Quick Index Board Index Home FAQ Site Map
|"Not vicious," indeed . . .
Written by Mary Anne
(5/10/2010 7:48 p.m.)
in consequence of the missive, The odious Mr. Collins, penned by Cheryl
Earlier, Mr. Collins was characterized as "not vicious" when he and Charlotte became engaged. I suppose at the time this did not have the meaning it does not, i.e. dangerous and violent or just generally bad-tempered; it was probably something more like not having vices such as drinking to excess, gambling, womanizing, etc.
But he does have a thoroughgoing nasty streak that would make me fear for Charlotte if he weren't stupid enough to be fairly easy to control by a woman of Charlotte's tact and shrewdness. Think of it: he made his proposal to Lizzy and was almost literally deaf to her refusal, not to mention pointing out (in so many words) that she'd better take him because she might never get another offer; when Lizzy visits Hunsford he actually expects her to show signs of regret at what she's lost by refusing him, and now that letter about Lydia, with his comment about how it's just as well Lizzy refused him: "And this consideration leads me moreover to reflect, with augmented satisfaction, on a certain event of last November; for had it been otherwise, I must have been involved in all your sorrow and disgrace."
Not "vicious," but close enough.
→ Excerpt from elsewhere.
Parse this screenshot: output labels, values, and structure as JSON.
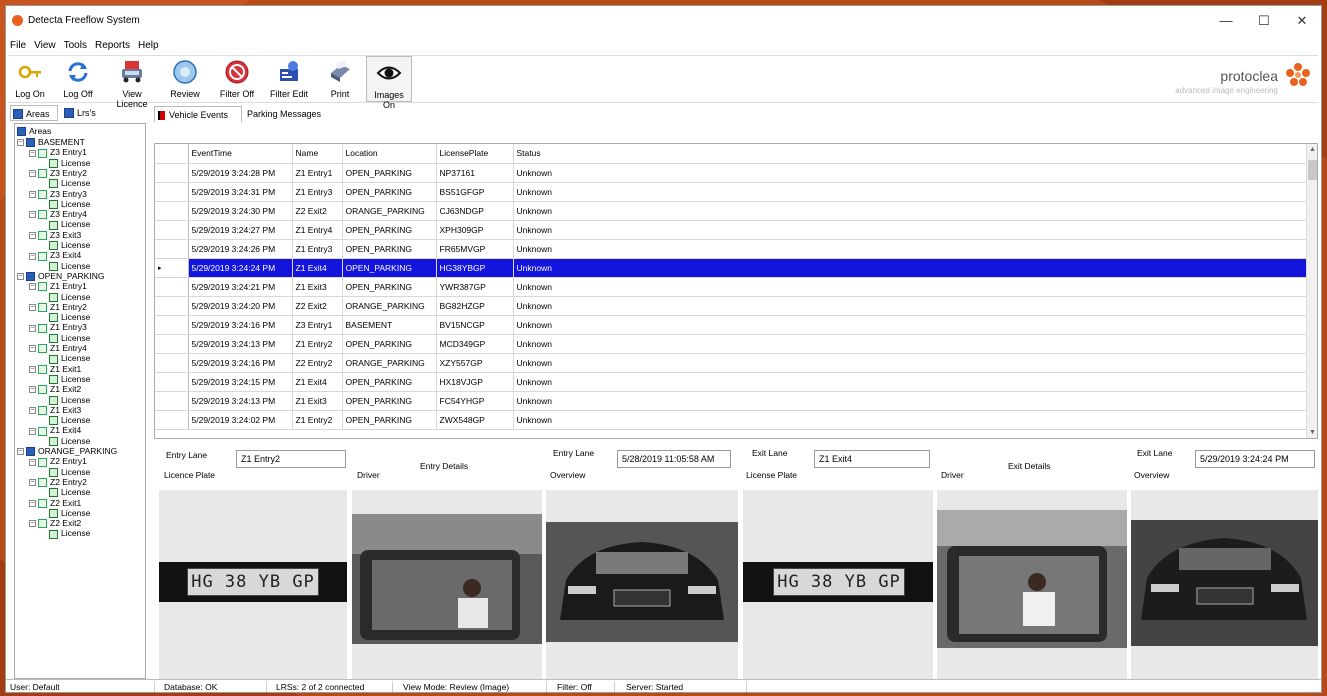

Gloating, conceited, reprehensibly stupid---all bad enough, but in a clergyman, yet.
Groupread is maintained by Myretta with WebBBS 3.21.